Or so it appeared during the morning round on Tuesday, July 6, 1931, as Burke and Von Elm — with 126 holes behind them and 18 still to negotiate — staggered off the 18th green toward the clubhouse for lunch. Even the most callow observer could see the quality of play eroding, quite understandably, under the enormous dual burdens of fatigue and Open-playoff pressure.

Yet Burke rallied to play his finest golf of the tournament over the final 18 holes. Von Elm, too, rose to the occasion and finished a single shot in arrears.

“I looked for a rather ghastly finish to a grand struggle,” wrote O.B. Keeler in The American Golfer. “Instead it was, and ever shall remain in my mind, the most remarkable exhibition of recovered stamina and poise and of sheer staying power and determination I have ever witnessed.”

Legend says that Von Elm, a lithe figure with little to lose, shed nine pounds during the championship, while the stocky Burke managed to gain two. “A circumstance,” Keeler mused, “which, if accurate, gives rise to wonder as to his diet.”

Read on to sort through, with me, the fascinating details of this extraordinary championship, staged 80-plus years ago this summer by two fascinating figures whose stories have been obscured by time, during a period when golf was wildly popular but still adjusting to the loss of its dominating figure.


The U.S. Open of 1931 was the first “Jonesless” Open since 1920. The Emperor had retired from competitive golf following his epic Grand Slam the year before, and while he was on hand at Inverness, the golfing public was anxious to see just who would fill the considerable void.
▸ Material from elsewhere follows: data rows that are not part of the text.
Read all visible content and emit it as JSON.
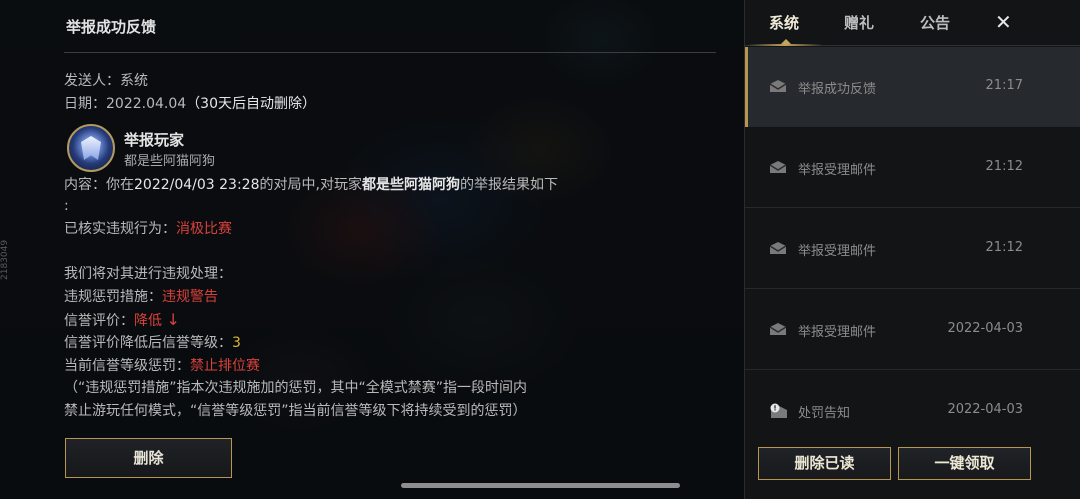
{
  "side_id": "2183049",
  "detail": {
    "title": "举报成功反馈",
    "sender_label": "发送人：",
    "sender_value": "系统",
    "date_label": "日期：",
    "date_value": "2022.04.04",
    "date_note": "（30天后自动删除）",
    "reported_title": "举报玩家",
    "reported_name": "都是些阿猫阿狗",
    "content_a": "内容：你在",
    "content_time": "2022/04/03 23:28",
    "content_b": "的对局中,对玩家",
    "content_player": "都是些阿猫阿狗",
    "content_c": "的举报结果如下",
    "content_colon": ":",
    "verified_label": "已核实违规行为：",
    "verified_value": "消极比赛",
    "handling_intro": "我们将对其进行违规处理：",
    "penalty_label": "违规惩罚措施：",
    "penalty_value": "违规警告",
    "credit_label": "信誉评价：",
    "credit_value": "降低",
    "credit_arrow": "↓",
    "credit_level_label": "信誉评价降低后信誉等级：",
    "credit_level_value": "3",
    "current_penalty_label": "当前信誉等级惩罚：",
    "current_penalty_value": "禁止排位赛",
    "note_line1": "（“违规惩罚措施”指本次违规施加的惩罚，其中“全模式禁赛”指一段时间内",
    "note_line2": "禁止游玩任何模式，“信誉等级惩罚”指当前信誉等级下将持续受到的惩罚）",
    "delete_label": "删除"
  },
  "panel": {
    "tabs": [
      {
        "label": "系统",
        "active": true
      },
      {
        "label": "赠礼",
        "active": false
      },
      {
        "label": "公告",
        "active": false
      }
    ],
    "close_label": "✕",
    "mails": [
      {
        "subject": "举报成功反馈",
        "time": "21:17",
        "icon": "mail-open-icon",
        "selected": true
      },
      {
        "subject": "举报受理邮件",
        "time": "21:12",
        "icon": "mail-open-icon",
        "selected": false
      },
      {
        "subject": "举报受理邮件",
        "time": "21:12",
        "icon": "mail-open-icon",
        "selected": false
      },
      {
        "subject": "举报受理邮件",
        "time": "2022-04-03",
        "icon": "mail-open-icon",
        "selected": false
      },
      {
        "subject": "处罚告知",
        "time": "2022-04-03",
        "icon": "mail-alert-icon",
        "selected": false
      }
    ],
    "delete_read_label": "删除已读",
    "claim_all_label": "一键领取"
  },
  "colors": {
    "accent_gold": "#b8964f",
    "warning_red": "#d8413b",
    "level_gold": "#e1b33d"
  }
}
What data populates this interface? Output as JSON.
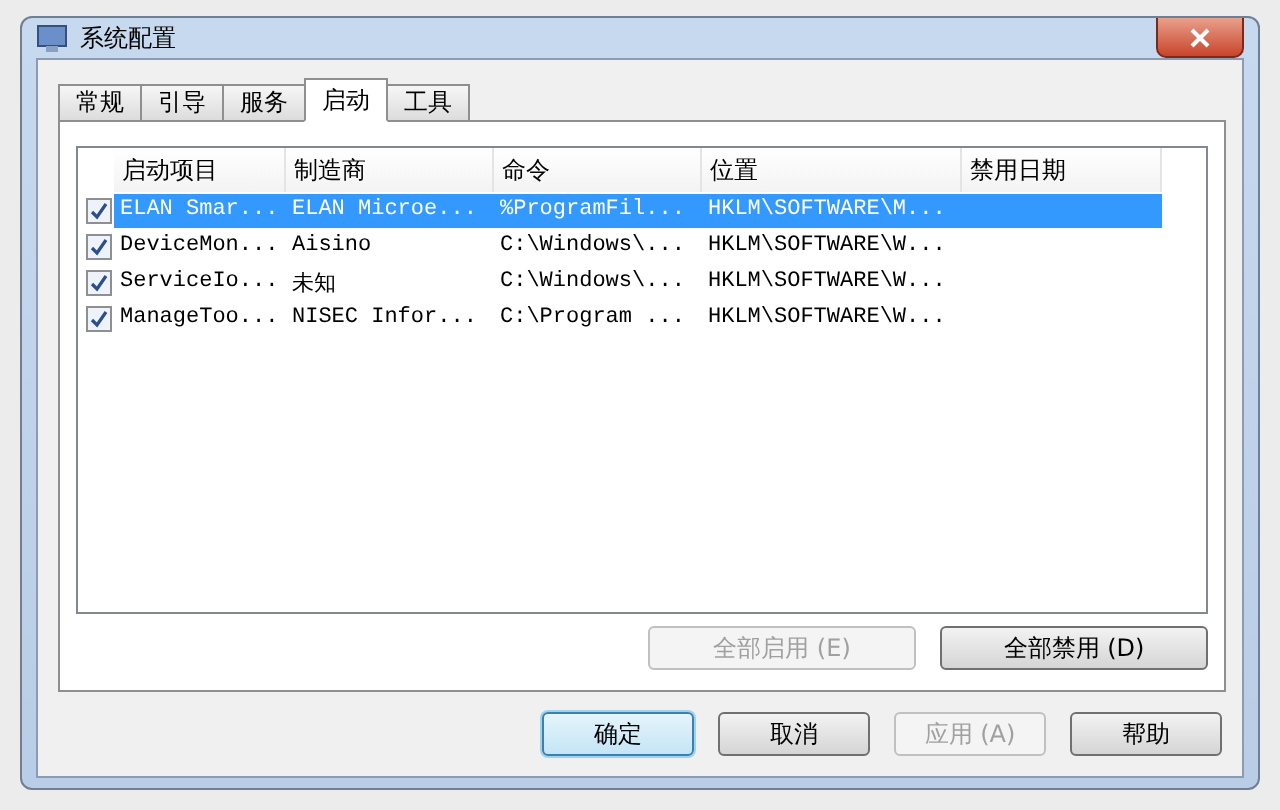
{
  "window": {
    "title": "系统配置"
  },
  "tabs": [
    {
      "label": "常规",
      "selected": false
    },
    {
      "label": "引导",
      "selected": false
    },
    {
      "label": "服务",
      "selected": false
    },
    {
      "label": "启动",
      "selected": true
    },
    {
      "label": "工具",
      "selected": false
    }
  ],
  "table": {
    "columns": [
      "启动项目",
      "制造商",
      "命令",
      "位置",
      "禁用日期"
    ],
    "rows": [
      {
        "checked": true,
        "selected": true,
        "cells": [
          "ELAN Smar...",
          "ELAN Microe...",
          "%ProgramFil...",
          "HKLM\\SOFTWARE\\M...",
          ""
        ]
      },
      {
        "checked": true,
        "selected": false,
        "cells": [
          "DeviceMon...",
          "Aisino",
          "C:\\Windows\\...",
          "HKLM\\SOFTWARE\\W...",
          ""
        ]
      },
      {
        "checked": true,
        "selected": false,
        "cells": [
          "ServiceIo...",
          "未知",
          "C:\\Windows\\...",
          "HKLM\\SOFTWARE\\W...",
          ""
        ]
      },
      {
        "checked": true,
        "selected": false,
        "cells": [
          "ManageToo...",
          "NISEC Infor...",
          "C:\\Program ...",
          "HKLM\\SOFTWARE\\W...",
          ""
        ]
      }
    ]
  },
  "panel_buttons": [
    {
      "label": "全部启用 (E)",
      "disabled": true
    },
    {
      "label": "全部禁用 (D)",
      "disabled": false
    }
  ],
  "dialog_buttons": [
    {
      "label": "确定",
      "disabled": false,
      "default": true
    },
    {
      "label": "取消",
      "disabled": false,
      "default": false
    },
    {
      "label": "应用 (A)",
      "disabled": true,
      "default": false
    },
    {
      "label": "帮助",
      "disabled": false,
      "default": false
    }
  ]
}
Golf’s professional class was especially keen; Bobby Cruickshank admitted he and colleagues were delighted to see Jones in the gallery, as opposed to the field.

Nineteen thirty-one was also the year the so-called “balloon ball” was required for Open play. This larger and lighter spheroid didn’t prove popular at Inverness, as competitors complained loudly that mis-hits were exacerbated by the new-fangled ball, which neither carried nor rolled as far. After just one year, the USGA would junk it — returning to the previous, heavier guideline of at least 1.62 ounces, but keeping the balloon’s larger size (1.68 inches in diameter).

Yet all the talk of balls and would-be kings was quickly subsumed by the event’s overarching conversation piece: the weather. The heat was oppressive by any discernible measure. Contemporary accounts of the championship are littered with modifiers like “blistering “, “blazing” and “sweltering”. Golf Illustrated‘s “special correspondent” noted that “The field was all on hand early for practice several days ahead of time, but so intense was the heat that on these practice days no one with any chances to jeopardize played more than nine holes of golf.”

It was 105 degrees on Friday, July 2, the first day of competition. It was no cooler on Saturday, when Von Elm served notice to the field with a 69, the tournament’s low round. His 36-hole total of 144 led 63 players who made the cut; Burke stood one stroke back.

It would be another 34 years before the USGA extended the Open format to 18-holes on four consecutive days, so Von Elm’s 73 on Sunday morning left him two shots clear of Burke with the afternoon round still to play.

By lunch time, the mercury was hovering between 97 and 99 degrees, with humidity levels only a tad lower. Igniting one of his trademark cigars (he would go through 32 during the championship), Burke went off in the penultimate group with Johnny Farrell, while Von Elm and Al Espinosa formed the final pairing.

Espinosa and Farrell had fallen from contention with substandard third rounds; by Sunday’s final nine, it was essentially a two-man race, with Von Elm in the driver’s seat. Standing on the 12th tee, he led Burke by two strokes but Von Elm would stumble over the next six holes, playing them in four-over. Burke parred the 18th to post a 292, meaning Von Elm needed a birdie 3 to force a playoff. He did just that, calmly draining a 12-footer before the breathless, sweat-soaked multitudes gathered a green’s edge.

With its extraordinary fugue of physical demand and competitive drama, Sunday’s play (the presumptive 36-hole finale) might have gone down as one of the most thrilling days in Open history.

As it turned out, the tournament was only half over.